> What you are asked to do:
Every record below, from first to last: print it exactly as shown.

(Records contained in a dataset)
---*---

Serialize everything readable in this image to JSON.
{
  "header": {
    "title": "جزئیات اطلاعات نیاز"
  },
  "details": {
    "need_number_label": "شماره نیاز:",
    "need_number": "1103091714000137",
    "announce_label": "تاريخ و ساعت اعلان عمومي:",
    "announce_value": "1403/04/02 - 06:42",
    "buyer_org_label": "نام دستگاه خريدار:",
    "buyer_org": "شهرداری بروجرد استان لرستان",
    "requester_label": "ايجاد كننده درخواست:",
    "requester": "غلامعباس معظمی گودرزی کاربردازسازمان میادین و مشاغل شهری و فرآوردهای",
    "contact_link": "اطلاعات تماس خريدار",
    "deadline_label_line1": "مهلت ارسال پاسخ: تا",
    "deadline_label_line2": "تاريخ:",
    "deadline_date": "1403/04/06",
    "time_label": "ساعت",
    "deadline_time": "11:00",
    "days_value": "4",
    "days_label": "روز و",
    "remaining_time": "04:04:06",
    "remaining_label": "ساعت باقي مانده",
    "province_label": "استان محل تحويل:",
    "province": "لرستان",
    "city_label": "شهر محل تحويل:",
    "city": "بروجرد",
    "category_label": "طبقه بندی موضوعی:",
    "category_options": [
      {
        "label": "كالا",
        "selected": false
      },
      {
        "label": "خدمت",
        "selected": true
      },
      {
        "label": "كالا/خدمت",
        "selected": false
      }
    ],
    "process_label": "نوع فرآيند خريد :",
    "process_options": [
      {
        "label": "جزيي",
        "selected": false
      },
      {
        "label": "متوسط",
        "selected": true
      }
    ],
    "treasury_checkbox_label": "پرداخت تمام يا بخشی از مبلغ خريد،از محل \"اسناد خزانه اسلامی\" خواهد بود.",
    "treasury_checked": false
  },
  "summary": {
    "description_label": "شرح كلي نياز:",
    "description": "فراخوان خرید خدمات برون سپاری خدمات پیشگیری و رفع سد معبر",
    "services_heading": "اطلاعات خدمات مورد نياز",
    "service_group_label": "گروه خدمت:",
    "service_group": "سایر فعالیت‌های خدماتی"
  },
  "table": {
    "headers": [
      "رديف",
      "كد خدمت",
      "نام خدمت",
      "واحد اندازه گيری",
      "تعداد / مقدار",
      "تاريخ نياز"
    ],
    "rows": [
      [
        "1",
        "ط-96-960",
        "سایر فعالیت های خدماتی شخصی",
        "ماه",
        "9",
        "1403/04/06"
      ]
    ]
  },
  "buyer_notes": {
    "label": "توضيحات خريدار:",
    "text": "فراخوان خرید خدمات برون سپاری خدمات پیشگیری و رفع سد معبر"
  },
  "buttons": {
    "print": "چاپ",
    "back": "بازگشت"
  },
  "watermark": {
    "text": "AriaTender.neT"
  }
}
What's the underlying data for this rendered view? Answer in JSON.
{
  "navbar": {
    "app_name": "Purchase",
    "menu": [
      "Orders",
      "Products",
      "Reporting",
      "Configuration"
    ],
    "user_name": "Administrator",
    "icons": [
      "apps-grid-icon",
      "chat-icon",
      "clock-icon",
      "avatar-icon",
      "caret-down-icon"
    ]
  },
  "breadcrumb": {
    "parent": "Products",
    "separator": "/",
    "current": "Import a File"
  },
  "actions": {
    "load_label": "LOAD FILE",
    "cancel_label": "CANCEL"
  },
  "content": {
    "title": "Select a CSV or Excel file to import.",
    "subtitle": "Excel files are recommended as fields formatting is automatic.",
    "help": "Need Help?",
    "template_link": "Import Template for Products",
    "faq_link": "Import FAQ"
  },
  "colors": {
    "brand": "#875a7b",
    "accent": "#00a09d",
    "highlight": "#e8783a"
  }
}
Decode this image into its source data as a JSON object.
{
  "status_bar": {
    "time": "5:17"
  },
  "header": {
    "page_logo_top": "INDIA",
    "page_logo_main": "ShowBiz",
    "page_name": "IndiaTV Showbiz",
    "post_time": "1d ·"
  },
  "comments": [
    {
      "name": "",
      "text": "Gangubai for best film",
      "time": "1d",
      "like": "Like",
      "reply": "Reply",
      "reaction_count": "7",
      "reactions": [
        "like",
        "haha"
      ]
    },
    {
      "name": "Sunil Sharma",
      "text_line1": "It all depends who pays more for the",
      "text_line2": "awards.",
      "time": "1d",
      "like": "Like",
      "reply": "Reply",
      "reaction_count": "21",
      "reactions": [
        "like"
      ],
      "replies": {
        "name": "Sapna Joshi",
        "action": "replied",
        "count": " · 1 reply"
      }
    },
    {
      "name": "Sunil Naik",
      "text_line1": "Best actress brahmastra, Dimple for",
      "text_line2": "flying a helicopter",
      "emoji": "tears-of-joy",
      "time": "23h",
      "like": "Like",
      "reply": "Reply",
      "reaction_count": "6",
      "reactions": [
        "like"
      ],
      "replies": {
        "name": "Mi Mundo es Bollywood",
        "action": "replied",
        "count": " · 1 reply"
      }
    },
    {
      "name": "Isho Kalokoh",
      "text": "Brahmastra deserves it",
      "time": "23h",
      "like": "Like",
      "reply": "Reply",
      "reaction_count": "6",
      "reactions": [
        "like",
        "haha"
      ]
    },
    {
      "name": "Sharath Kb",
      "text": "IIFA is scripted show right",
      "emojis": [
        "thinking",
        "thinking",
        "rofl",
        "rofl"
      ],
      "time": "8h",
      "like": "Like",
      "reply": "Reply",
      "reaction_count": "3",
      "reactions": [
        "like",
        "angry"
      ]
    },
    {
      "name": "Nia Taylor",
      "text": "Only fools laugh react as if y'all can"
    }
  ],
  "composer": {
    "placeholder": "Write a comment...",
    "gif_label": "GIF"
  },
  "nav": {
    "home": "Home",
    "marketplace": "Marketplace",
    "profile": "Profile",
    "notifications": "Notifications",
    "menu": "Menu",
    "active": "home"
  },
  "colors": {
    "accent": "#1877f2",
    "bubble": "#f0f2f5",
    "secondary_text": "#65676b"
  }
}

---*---

> Response area:
Serialize everything readable in this image to JSON.
{
  "header": {
    "title": "جزئیات اطلاعات نیاز"
  },
  "details": {
    "need_number_label": "شماره نیاز:",
    "need_number": "1103091714000137",
    "announce_label": "تاريخ و ساعت اعلان عمومي:",
    "announce_value": "1403/04/02 - 06:42",
    "buyer_org_label": "نام دستگاه خريدار:",
    "buyer_org": "شهرداری بروجرد استان لرستان",
    "requester_label": "ايجاد كننده درخواست:",
    "requester": "غلامعباس معظمی گودرزی کاربردازسازمان میادین و مشاغل شهری و فرآوردهای",
    "contact_link": "اطلاعات تماس خريدار",
    "deadline_label_line1": "مهلت ارسال پاسخ: تا",
    "deadline_label_line2": "تاريخ:",
    "deadline_date": "1403/04/06",
    "time_label": "ساعت",
    "deadline_time": "11:00",
    "days_value": "4",
    "days_label": "روز و",
    "remaining_time": "04:04:06",
    "remaining_label": "ساعت باقي مانده",
    "province_label": "استان محل تحويل:",
    "province": "لرستان",
    "city_label": "شهر محل تحويل:",
    "city": "بروجرد",
    "category_label": "طبقه بندی موضوعی:",
    "category_options": [
      {
        "label": "كالا",
        "selected": false
      },
      {
        "label": "خدمت",
        "selected": true
      },
      {
        "label": "كالا/خدمت",
        "selected": false
      }
    ],
    "process_label": "نوع فرآيند خريد :",
    "process_options": [
      {
        "label": "جزيي",
        "selected": false
      },
      {
        "label": "متوسط",
        "selected": true
      }
    ],
    "treasury_checkbox_label": "پرداخت تمام يا بخشی از مبلغ خريد،از محل \"اسناد خزانه اسلامی\" خواهد بود.",
    "treasury_checked": false
  },
  "summary": {
    "description_label": "شرح كلي نياز:",
    "description": "فراخوان خرید خدمات برون سپاری خدمات پیشگیری و رفع سد معبر",
    "services_heading": "اطلاعات خدمات مورد نياز",
    "service_group_label": "گروه خدمت:",
    "service_group": "سایر فعالیت‌های خدماتی"
  },
  "table": {
    "headers": [
      "رديف",
      "كد خدمت",
      "نام خدمت",
      "واحد اندازه گيری",
      "تعداد / مقدار",
      "تاريخ نياز"
    ],
    "rows": [
      [
        "1",
        "ط-96-960",
        "سایر فعالیت های خدماتی شخصی",
        "ماه",
        "9",
        "1403/04/06"
      ]
    ]
  },
  "buyer_notes": {
    "label": "توضيحات خريدار:",
    "text": "فراخوان خرید خدمات برون سپاری خدمات پیشگیری و رفع سد معبر"
  },
  "buttons": {
    "print": "چاپ",
    "back": "بازگشت"
  },
  "watermark": {
    "text": "AriaTender.neT"
  }
}
What's the underlying data for this rendered view? Answer in JSON.
{
  "navbar": {
    "app_name": "Purchase",
    "menu": [
      "Orders",
      "Products",
      "Reporting",
      "Configuration"
    ],
    "user_name": "Administrator",
    "icons": [
      "apps-grid-icon",
      "chat-icon",
      "clock-icon",
      "avatar-icon",
      "caret-down-icon"
    ]
  },
  "breadcrumb": {
    "parent": "Products",
    "separator": "/",
    "current": "Import a File"
  },
  "actions": {
    "load_label": "LOAD FILE",
    "cancel_label": "CANCEL"
  },
  "content": {
    "title": "Select a CSV or Excel file to import.",
    "subtitle": "Excel files are recommended as fields formatting is automatic.",
    "help": "Need Help?",
    "template_link": "Import Template for Products",
    "faq_link": "Import FAQ"
  },
  "colors": {
    "brand": "#875a7b",
    "accent": "#00a09d",
    "highlight": "#e8783a"
  }
}
Decode this image into its source data as a JSON object.
{
  "status_bar": {
    "time": "5:17"
  },
  "header": {
    "page_logo_top": "INDIA",
    "page_logo_main": "ShowBiz",
    "page_name": "IndiaTV Showbiz",
    "post_time": "1d ·"
  },
  "comments": [
    {
      "name": "",
      "text": "Gangubai for best film",
      "time": "1d",
      "like": "Like",
      "reply": "Reply",
      "reaction_count": "7",
      "reactions": [
        "like",
        "haha"
      ]
    },
    {
      "name": "Sunil Sharma",
      "text_line1": "It all depends who pays more for the",
      "text_line2": "awards.",
      "time": "1d",
      "like": "Like",
      "reply": "Reply",
      "reaction_count": "21",
      "reactions": [
        "like"
      ],
      "replies": {
        "name": "Sapna Joshi",
        "action": "replied",
        "count": " · 1 reply"
      }
    },
    {
      "name": "Sunil Naik",
      "text_line1": "Best actress brahmastra, Dimple for",
      "text_line2": "flying a helicopter",
      "emoji": "tears-of-joy",
      "time": "23h",
      "like": "Like",
      "reply": "Reply",
      "reaction_count": "6",
      "reactions": [
        "like"
      ],
      "replies": {
        "name": "Mi Mundo es Bollywood",
        "action": "replied",
        "count": " · 1 reply"
      }
    },
    {
      "name": "Isho Kalokoh",
      "text": "Brahmastra deserves it",
      "time": "23h",
      "like": "Like",
      "reply": "Reply",
      "reaction_count": "6",
      "reactions": [
        "like",
        "haha"
      ]
    },
    {
      "name": "Sharath Kb",
      "text": "IIFA is scripted show right",
      "emojis": [
        "thinking",
        "thinking",
        "rofl",
        "rofl"
      ],
      "time": "8h",
      "like": "Like",
      "reply": "Reply",
      "reaction_count": "3",
      "reactions": [
        "like",
        "angry"
      ]
    },
    {
      "name": "Nia Taylor",
      "text": "Only fools laugh react as if y'all can"
    }
  ],
  "composer": {
    "placeholder": "Write a comment...",
    "gif_label": "GIF"
  },
  "nav": {
    "home": "Home",
    "marketplace": "Marketplace",
    "profile": "Profile",
    "notifications": "Notifications",
    "menu": "Menu",
    "active": "home"
  },
  "colors": {
    "accent": "#1877f2",
    "bubble": "#f0f2f5",
    "secondary_text": "#65676b"
  }
}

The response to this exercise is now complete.